U.S. Classification423/500
International ClassificationC23C16/44, C01B7/19, B01D53/04, F17C9/00, C01B7/20
Cooperative ClassificationF17C2221/012, F17C2223/0123, F17C2223/038, F17C2227/044, F17C2223/035, F17C2221/05, F17C2223/036, C23C16/4405, B01D2257/2047, B01D2259/40084, B01D53/0454, B01D53/0446, F17C2265/01, B01D2256/26, F17C9/00, B01D53/0407, C25B15/08, C25B1/245, C01B7/20, F17C2270/0518, C01B7/191, Y02E60/321
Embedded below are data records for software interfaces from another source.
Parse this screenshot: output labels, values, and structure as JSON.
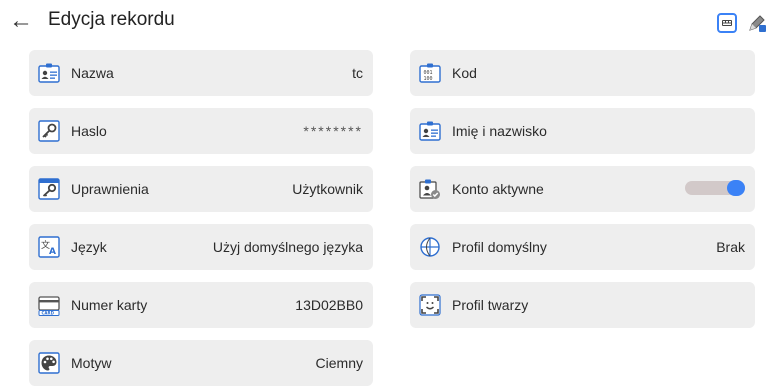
{
  "header": {
    "title": "Edycja rekordu",
    "back_icon": "arrow-left-icon",
    "right_icons": [
      "keyboard-icon",
      "edit-icon"
    ]
  },
  "fields_left": [
    {
      "label": "Nazwa",
      "value": "tc",
      "icon": "user-card-icon"
    },
    {
      "label": "Haslo",
      "value": "********",
      "icon": "key-icon"
    },
    {
      "label": "Uprawnienia",
      "value": "Użytkownik",
      "icon": "permissions-key-icon"
    },
    {
      "label": "Język",
      "value": "Użyj domyślnego języka",
      "icon": "translate-icon"
    },
    {
      "label": "Numer karty",
      "value": "13D02BB0",
      "icon": "card-icon"
    },
    {
      "label": "Motyw",
      "value": "Ciemny",
      "icon": "palette-icon"
    }
  ],
  "fields_right": [
    {
      "label": "Kod",
      "value": "",
      "icon": "code-card-icon"
    },
    {
      "label": "Imię i nazwisko",
      "value": "",
      "icon": "user-card-icon"
    },
    {
      "label": "Konto aktywne",
      "toggle_on": true,
      "icon": "user-check-icon"
    },
    {
      "label": "Profil domyślny",
      "value": "Brak",
      "icon": "globe-profile-icon"
    },
    {
      "label": "Profil twarzy",
      "value": "",
      "icon": "face-scan-icon"
    }
  ],
  "colors": {
    "field_bg": "#eeeeee",
    "accent": "#3b82f6",
    "toggle_track": "#d2c9c9"
  }
}
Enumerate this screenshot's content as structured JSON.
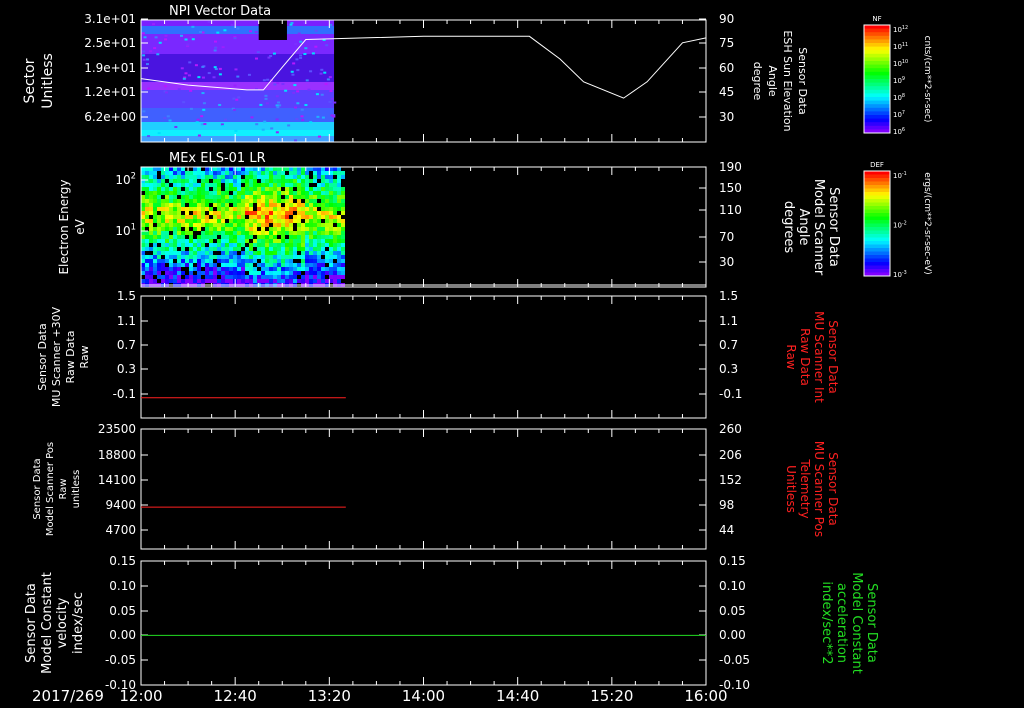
{
  "figure": {
    "date_label": "2017/269",
    "time_ticks": [
      "12:00",
      "12:40",
      "13:20",
      "14:00",
      "14:40",
      "15:20",
      "16:00"
    ]
  },
  "chart_data": [
    {
      "type": "heatmap",
      "title": "NPI Vector Data",
      "ylabel": [
        "Sector",
        "Unitless"
      ],
      "y_ticks": [
        "3.1e+01",
        "2.5e+01",
        "1.9e+01",
        "1.2e+01",
        "6.2e+00"
      ],
      "y2label": [
        "Sensor Data",
        "ESH Sun Elevation",
        "Angle",
        "degree"
      ],
      "y2_ticks": [
        "90",
        "75",
        "60",
        "45",
        "30"
      ],
      "y2lim": [
        15,
        90
      ],
      "data_end_time": "13:22",
      "colorbar": {
        "label": "NF",
        "units": "cnts/(cm**2-sr-sec)",
        "ticks": [
          "10^12",
          "10^11",
          "10^10",
          "10^9",
          "10^8",
          "10^7",
          "10^6"
        ]
      },
      "overlay_line": {
        "color": "#ffffff",
        "x": [
          "12:00",
          "12:20",
          "12:45",
          "12:52",
          "13:00",
          "13:10",
          "14:00",
          "14:45",
          "14:58",
          "15:08",
          "15:25",
          "15:35",
          "15:50",
          "16:00"
        ],
        "y": [
          54,
          50,
          47,
          47,
          61,
          78,
          80,
          80,
          66,
          52,
          42,
          52,
          76,
          79
        ]
      }
    },
    {
      "type": "heatmap",
      "title": "MEx ELS-01 LR",
      "ylabel": [
        "Electron Energy",
        "eV"
      ],
      "y_ticks": [
        "10^2",
        "10^1"
      ],
      "y2label": [
        "Sensor Data",
        "Model Scanner",
        "Angle",
        "degrees"
      ],
      "y2_ticks": [
        "190",
        "150",
        "110",
        "70",
        "30"
      ],
      "y2lim": [
        10,
        190
      ],
      "data_end_time": "13:25",
      "colorbar": {
        "label": "DEF",
        "units": "ergs/(cm**2-sr-sec-eV)",
        "ticks": [
          "10^-1",
          "10^-2",
          "10^-3"
        ]
      },
      "overlay_line": {
        "color": "#ffffff",
        "x": [
          "12:00",
          "16:00"
        ],
        "y": [
          13,
          13
        ]
      }
    },
    {
      "type": "line",
      "ylabel": [
        "Sensor Data",
        "MU Scanner +30V",
        "Raw Data",
        "Raw"
      ],
      "y_ticks": [
        "1.5",
        "1.1",
        "0.7",
        "0.3",
        "-0.1"
      ],
      "ylim": [
        -0.3,
        1.5
      ],
      "y2label": [
        "Sensor Data",
        "MU Scanner Int",
        "Raw Data",
        "Raw"
      ],
      "y2_ticks": [
        "1.5",
        "1.1",
        "0.7",
        "0.3",
        "-0.1"
      ],
      "series": [
        {
          "color": "#ff2020",
          "x": [
            "12:00",
            "13:27"
          ],
          "y": [
            0,
            0
          ]
        }
      ]
    },
    {
      "type": "line",
      "ylabel": [
        "Sensor Data",
        "Model Scanner Pos",
        "Raw",
        "unitless"
      ],
      "y_ticks": [
        "23500",
        "18800",
        "14100",
        "9400",
        "4700"
      ],
      "ylim": [
        0,
        23500
      ],
      "y2label": [
        "Sensor Data",
        "MU Scanner Pos",
        "Telemetry",
        "Unitless"
      ],
      "y2_ticks": [
        "260",
        "206",
        "152",
        "98",
        "44"
      ],
      "series": [
        {
          "color": "#ff2020",
          "x": [
            "12:00",
            "13:27"
          ],
          "y": [
            8200,
            8200
          ]
        }
      ]
    },
    {
      "type": "line",
      "ylabel": [
        "Sensor Data",
        "Model Constant",
        "velocity",
        "index/sec"
      ],
      "y_ticks": [
        "0.15",
        "0.10",
        "0.05",
        "0.00",
        "-0.05",
        "-0.10"
      ],
      "ylim": [
        -0.1,
        0.15
      ],
      "y2label": [
        "Sensor Data",
        "Model Constant",
        "acceleration",
        "index/sec**2"
      ],
      "y2_ticks": [
        "0.15",
        "0.10",
        "0.05",
        "0.00",
        "-0.05",
        "-0.10"
      ],
      "series": [
        {
          "color": "#22dd22",
          "x": [
            "12:00",
            "16:00"
          ],
          "y": [
            0,
            0
          ]
        }
      ]
    }
  ],
  "colors": {
    "axis": "#ffffff",
    "right_label_red": "#ff2020",
    "right_label_green": "#22dd22",
    "background": "#000000"
  }
}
European ClassificationC25B15/08, C25B1/24B, C01B7/19B, C01B7/20, F17C9/00, C23C16/44A6, B01D53/04C, B01D53/04R
Legal Events
DateCodeEventDescription
Jan 2, 2002ASAssignment
Owner name: FLUORINE ON CALL, LTD., TEXAS
Free format text: ASSIGNMENT OF ASSIGNORS INTEREST;ASSIGNOR:JACKSON, ROBERT;REEL/FRAME:012467/0287
Effective date: 20020102